To remove screen tearing on the PC, you can enable V-Sync or G-sync but those features may introduce input lag.

The progressive scan method uses Hz to measure how many times the screen is drawn in a second, also called the refresh rate.

Nowadays the most common refresh rate is 60Hz but there are plenty of gaming monitors with higher refresh rates.

There’s also some confusion here because Hz was previously used to measure interlaced signal fields per second.

100 Hz TVs?

For example, back in the early 2000s, some TVs were advertised with 100 Hz capabilities.

What that meant was the TV was capable of 100 fields a second which comes to about 50 frames a second.

It may also refer to the “simulated” frame rate of TVs, a combination of features that make it seem like the frame rate is higher than it really is.

These go by different names, but the common features are “Motion Rate”, “Motion Flow”, and “Clear Motion”.

Some Sony TVs advertise a Motion XR Rate of 1200 Hz!

Try to avoid paying too much attention to these features.

What you need to focus on is the native refresh rate of a TV, it’s the true number of times the screen can refresh a second.

Hint: It’s always in multiples of even numbers: 60, 120, 144, 240, etc.

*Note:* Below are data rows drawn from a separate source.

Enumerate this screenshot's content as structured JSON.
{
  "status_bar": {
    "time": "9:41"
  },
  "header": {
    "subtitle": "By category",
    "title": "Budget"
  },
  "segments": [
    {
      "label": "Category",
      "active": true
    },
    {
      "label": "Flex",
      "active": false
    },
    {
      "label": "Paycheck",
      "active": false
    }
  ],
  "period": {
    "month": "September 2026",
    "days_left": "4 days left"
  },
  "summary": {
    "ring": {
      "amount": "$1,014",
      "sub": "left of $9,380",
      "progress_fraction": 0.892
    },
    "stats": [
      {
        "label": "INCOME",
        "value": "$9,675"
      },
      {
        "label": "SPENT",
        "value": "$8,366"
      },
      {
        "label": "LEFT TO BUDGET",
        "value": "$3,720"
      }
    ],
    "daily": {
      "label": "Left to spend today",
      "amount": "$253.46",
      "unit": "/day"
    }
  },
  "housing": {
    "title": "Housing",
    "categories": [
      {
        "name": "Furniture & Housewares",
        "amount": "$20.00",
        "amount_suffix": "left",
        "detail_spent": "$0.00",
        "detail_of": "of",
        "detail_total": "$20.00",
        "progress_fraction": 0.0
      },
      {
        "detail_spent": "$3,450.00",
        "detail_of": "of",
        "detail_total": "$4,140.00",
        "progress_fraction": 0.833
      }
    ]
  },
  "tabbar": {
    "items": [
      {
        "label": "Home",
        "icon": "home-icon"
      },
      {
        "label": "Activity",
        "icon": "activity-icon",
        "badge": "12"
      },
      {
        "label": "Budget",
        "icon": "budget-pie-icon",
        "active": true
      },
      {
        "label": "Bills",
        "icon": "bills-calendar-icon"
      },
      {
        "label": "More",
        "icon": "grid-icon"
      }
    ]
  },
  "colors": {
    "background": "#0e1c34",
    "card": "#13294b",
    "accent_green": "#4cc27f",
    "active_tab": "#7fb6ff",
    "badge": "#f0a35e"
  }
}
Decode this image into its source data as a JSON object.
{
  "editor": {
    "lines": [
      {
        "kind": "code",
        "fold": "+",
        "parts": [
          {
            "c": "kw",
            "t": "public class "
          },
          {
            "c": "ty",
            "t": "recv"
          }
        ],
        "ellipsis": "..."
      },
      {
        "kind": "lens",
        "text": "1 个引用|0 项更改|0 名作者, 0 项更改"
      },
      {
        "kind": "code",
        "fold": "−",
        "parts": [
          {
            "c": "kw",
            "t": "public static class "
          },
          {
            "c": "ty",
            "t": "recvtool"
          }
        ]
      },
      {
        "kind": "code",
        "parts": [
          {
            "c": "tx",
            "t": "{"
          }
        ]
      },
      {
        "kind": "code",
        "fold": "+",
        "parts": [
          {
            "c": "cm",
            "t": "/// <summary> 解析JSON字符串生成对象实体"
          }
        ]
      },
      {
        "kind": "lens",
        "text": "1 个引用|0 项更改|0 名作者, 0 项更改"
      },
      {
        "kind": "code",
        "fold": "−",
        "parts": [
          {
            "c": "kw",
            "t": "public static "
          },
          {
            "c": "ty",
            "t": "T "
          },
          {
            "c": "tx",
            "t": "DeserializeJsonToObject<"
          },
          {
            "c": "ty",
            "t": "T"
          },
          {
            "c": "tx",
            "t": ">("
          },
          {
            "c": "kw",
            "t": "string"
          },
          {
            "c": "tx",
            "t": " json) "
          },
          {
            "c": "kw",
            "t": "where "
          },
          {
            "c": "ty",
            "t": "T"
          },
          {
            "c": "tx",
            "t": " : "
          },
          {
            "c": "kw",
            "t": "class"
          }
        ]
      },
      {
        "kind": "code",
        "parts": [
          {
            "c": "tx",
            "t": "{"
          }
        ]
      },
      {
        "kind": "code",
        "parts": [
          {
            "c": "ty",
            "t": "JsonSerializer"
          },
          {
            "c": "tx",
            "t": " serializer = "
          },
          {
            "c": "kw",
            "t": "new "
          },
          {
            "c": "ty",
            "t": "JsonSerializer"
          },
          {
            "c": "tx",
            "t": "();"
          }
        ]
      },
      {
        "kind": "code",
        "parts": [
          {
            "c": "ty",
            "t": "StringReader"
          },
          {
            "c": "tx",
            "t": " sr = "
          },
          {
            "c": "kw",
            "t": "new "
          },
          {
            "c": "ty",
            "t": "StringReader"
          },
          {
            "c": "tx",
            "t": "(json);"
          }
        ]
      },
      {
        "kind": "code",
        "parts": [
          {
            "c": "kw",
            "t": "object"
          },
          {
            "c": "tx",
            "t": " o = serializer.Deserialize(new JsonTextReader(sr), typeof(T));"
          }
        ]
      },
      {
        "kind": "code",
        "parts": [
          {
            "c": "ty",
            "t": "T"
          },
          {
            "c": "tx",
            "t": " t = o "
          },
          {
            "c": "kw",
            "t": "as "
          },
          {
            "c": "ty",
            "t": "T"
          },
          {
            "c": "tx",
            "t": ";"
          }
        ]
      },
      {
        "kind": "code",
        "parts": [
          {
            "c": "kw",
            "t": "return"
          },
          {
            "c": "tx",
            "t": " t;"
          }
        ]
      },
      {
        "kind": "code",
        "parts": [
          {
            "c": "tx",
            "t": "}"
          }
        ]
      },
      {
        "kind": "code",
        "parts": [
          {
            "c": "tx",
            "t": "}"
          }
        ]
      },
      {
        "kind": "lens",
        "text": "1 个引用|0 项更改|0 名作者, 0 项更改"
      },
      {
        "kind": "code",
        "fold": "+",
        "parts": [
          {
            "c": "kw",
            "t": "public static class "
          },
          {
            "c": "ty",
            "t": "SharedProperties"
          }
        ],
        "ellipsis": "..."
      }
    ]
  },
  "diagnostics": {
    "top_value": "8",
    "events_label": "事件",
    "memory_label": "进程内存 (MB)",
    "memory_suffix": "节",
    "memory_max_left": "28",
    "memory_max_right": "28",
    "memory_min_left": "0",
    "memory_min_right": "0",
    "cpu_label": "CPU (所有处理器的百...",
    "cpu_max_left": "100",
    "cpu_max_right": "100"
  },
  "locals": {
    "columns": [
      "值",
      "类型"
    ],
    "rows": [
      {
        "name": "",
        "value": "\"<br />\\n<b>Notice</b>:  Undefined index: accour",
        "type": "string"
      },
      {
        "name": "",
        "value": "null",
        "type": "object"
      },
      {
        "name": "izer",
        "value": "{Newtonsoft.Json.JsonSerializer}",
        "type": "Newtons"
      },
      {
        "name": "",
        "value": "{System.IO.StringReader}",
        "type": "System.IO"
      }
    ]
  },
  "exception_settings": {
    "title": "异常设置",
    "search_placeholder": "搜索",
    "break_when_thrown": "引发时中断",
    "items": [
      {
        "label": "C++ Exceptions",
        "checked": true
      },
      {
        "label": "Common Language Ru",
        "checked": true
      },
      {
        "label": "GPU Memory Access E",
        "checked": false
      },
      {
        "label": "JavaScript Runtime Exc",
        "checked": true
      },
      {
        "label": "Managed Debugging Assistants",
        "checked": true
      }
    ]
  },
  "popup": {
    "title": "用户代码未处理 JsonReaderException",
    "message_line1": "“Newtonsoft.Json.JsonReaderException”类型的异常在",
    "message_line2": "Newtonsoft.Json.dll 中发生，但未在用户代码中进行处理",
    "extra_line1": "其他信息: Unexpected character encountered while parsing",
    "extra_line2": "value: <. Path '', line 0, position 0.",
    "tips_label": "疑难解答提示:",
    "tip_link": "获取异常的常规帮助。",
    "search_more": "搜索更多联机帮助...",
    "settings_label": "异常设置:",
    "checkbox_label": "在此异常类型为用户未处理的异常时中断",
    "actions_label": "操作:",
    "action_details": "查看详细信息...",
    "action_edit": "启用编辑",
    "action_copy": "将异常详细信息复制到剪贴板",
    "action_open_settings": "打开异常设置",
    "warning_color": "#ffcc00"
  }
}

If you’re confused, I recommend reading our TV refresh rates ultimate guide.

Next-gen TVs can also support 4K at 120 Hz.


Today most displays do not support interlaced signals.

What happens when you want to watch a movie or programme that was created with interlaced signals?

Well, as I mentioned earlier, most cable and satellite broadcasts still use interlaced signals.

To make those compatible with modern TVs, the cable company uses set-top boxes that convert the interlaced signal into progressive.

The quality of that conversion really depends on a number of factors.

The process is called de-interlacing – “cleaning up” an interlaced signal for modern displays.

You might have seen a feature for de-interlacing in your TV’s picture settings.

If you’re watching interlaced content, I recommend enabling de-interlacing on your TV. It will clear up the “combing” effect of interlaced media.

The Bottom Line

Long story short, 1080i and 1080P may look the same but they’re not. 1080i is inferior to 1080p, it’s about the same as 720P.

When given the option, it’s always best to use 1080P or any other format that uses progressive scan.

Was this article helpful?

Yes No

How can we improve it?


We appreciate your helpul feedback!

Your answer will be used to improve our content. And you can help other readers too 🙂

Follow us on social media:

Facebook Pinterest
About Tim Gagnon

Timothy Gagnon is a tech blogger and writer. When he's not dissembling computers, he's researching the latest tech gadgets and trends.

Leave a Comment